Happy Tuesday Afternoon! Wow, can you believe it’s Tuesday already? :) Anyway, it’s the week before Halloween and fall is completely in swing. This is a great time of year to get out and enjoy the many farmers‘ markets in California and around the country! The weather is perfect, the fruits and vegetables are in season and it’s just a fun atmosphere to hang out in. You are supporting your local farmers, your food is fresh because it hasn’t been transported hundreds or thousands of miles to a grocery store and you are buying your food in season, a practice that we sometimes forget about. I have included a link below with a map of farmers‘ market locations in your area!
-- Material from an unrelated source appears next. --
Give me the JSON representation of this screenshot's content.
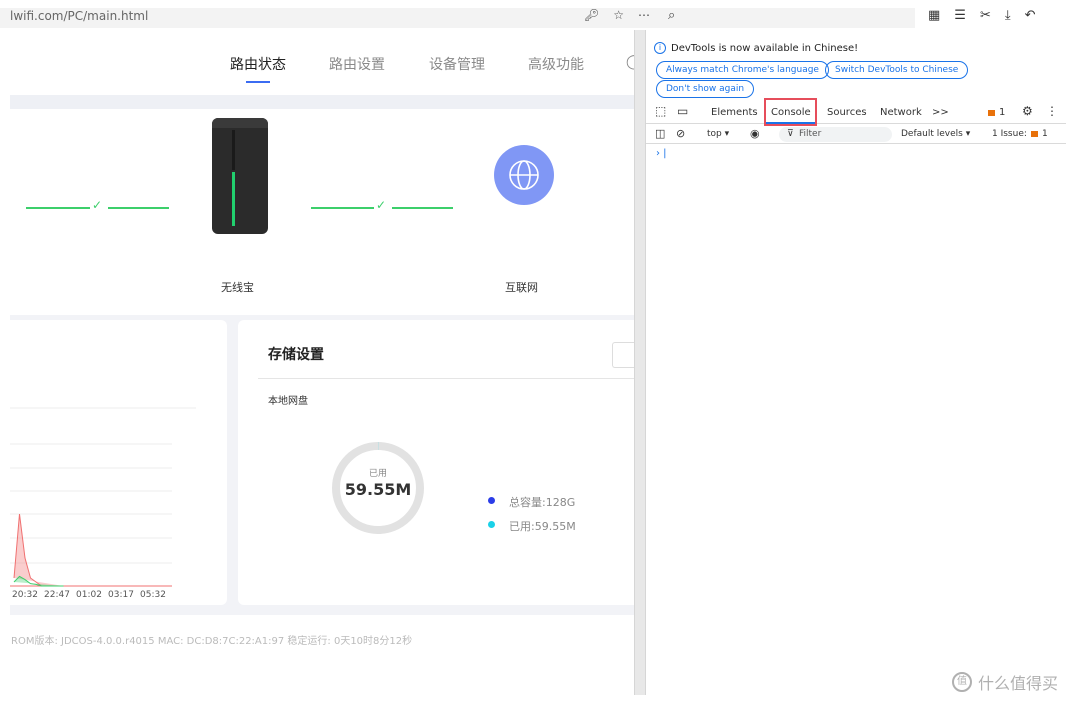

This whole concept of buying seasonally is something that doesn’t seem to have much significance anymore. I mean, you can go to the grocery store and buy asparagus in February. There is not a place in the US that can grow asparagus in February. It has probably been flown up from Chile’ some 6,000 miles away. This is as far from sustainability as it gets! The amount of fuel and time it took to get to your plate is ridiculous, never mind the fact that it tastes like an inner tube. Avoiding non-seasonal foods saves petroleum, supports your local economy and is healthier for you!
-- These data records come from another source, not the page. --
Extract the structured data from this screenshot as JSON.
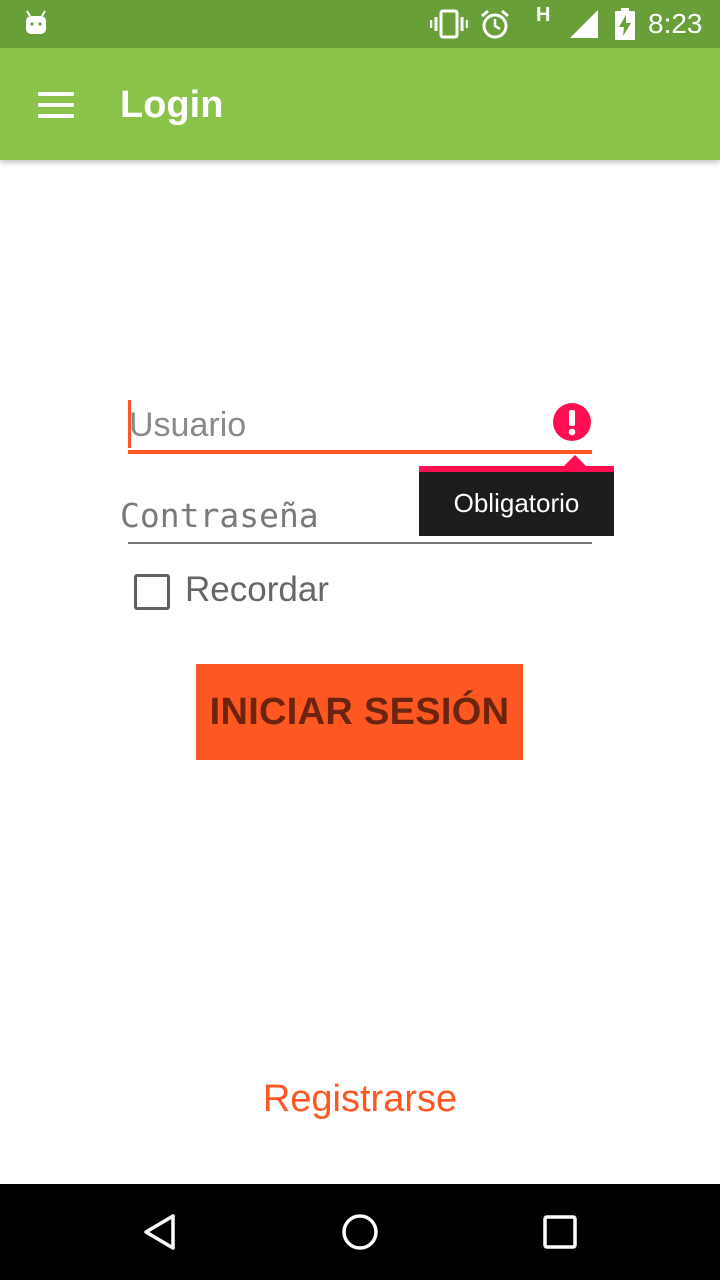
{
  "status_bar": {
    "network_type": "H",
    "time": "8:23",
    "icons": [
      "android-icon",
      "vibrate-icon",
      "alarm-icon",
      "signal-icon",
      "battery-charging-icon"
    ]
  },
  "app_bar": {
    "title": "Login",
    "menu_icon": "hamburger-menu-icon"
  },
  "form": {
    "username": {
      "placeholder": "Usuario",
      "value": ""
    },
    "password": {
      "placeholder": "Contraseña",
      "value": ""
    },
    "error_tooltip": "Obligatorio",
    "remember_label": "Recordar",
    "remember_checked": false,
    "login_button": "INICIAR SESIÓN"
  },
  "register_link": "Registrarse",
  "colors": {
    "status_bar": "#689f38",
    "app_bar": "#8bc34a",
    "accent": "#ff5722",
    "error": "#ff0f50"
  },
  "nav_bar": {
    "icons": [
      "back-icon",
      "home-icon",
      "recents-icon"
    ]
  }
}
I am using asparagus as an example; most of the foods in the US are seasonal. Animals also are seasonal. The old timers used to say "Spring Chicken" because that’s when the chickens were slaughtered to be eaten in the spring and summer months. Other animals such as cattle and pigs were raised for slaughtered during the winter months. Of course, I am not advocating eating animals, and if you do, please ensure that they were raised and slaughtered humanely (don’t cheap out, spend the extra cash for a clear conscious).
It’s completely understandable that there are times and instances when eating in season and buying locally may be unfeasible (e.g. buying bananas, which are not grown in the US). However, every little bit counts and every person that practices this makes a difference!!!
I am not going to include benefits of being vegetarian (even one day a week) this week because this email is getting a bit long. I have included links to what’s in season in your area, farmers markets and a recipe for Ratatouille.
To find a farmers market in your area, visit this easy to use link: http://www.ams.usda.gov
Fruits and Vegetables in Season in Southern California
To find out what’s in season in your state, click this link http://www.sustainabletable
This streamlined version of a classic Provençal dish freezes well, so double or triple the recipe for future meals. If desired, stir some chopped fresh basil into the vegetables just before serving.
3 Tbs. garlic-flavored olive oil
2 large tomatoes, halved and sliced 1/2-inch thick
1 medium-sized eggplant, cut into 1-inch cubes
1/2 lb. zucchini, sliced crosswise 1-inch thick
1 medium-sized red bell pepper, cut into 1-inch pieces
1. Heat oil over medium-low heat in large, deep skillet. Add tomatoes, eggplant , zucchini and bell pepper. Season to taste with salt and pepper.
2. Cover and cook, stirring occasionally, until vegetables are very tender, about 20 minutes. Serve warm.
NOTE: This is excellent when put over pasta and/or put on a pizza crust and baked in the oven.
No comments yet.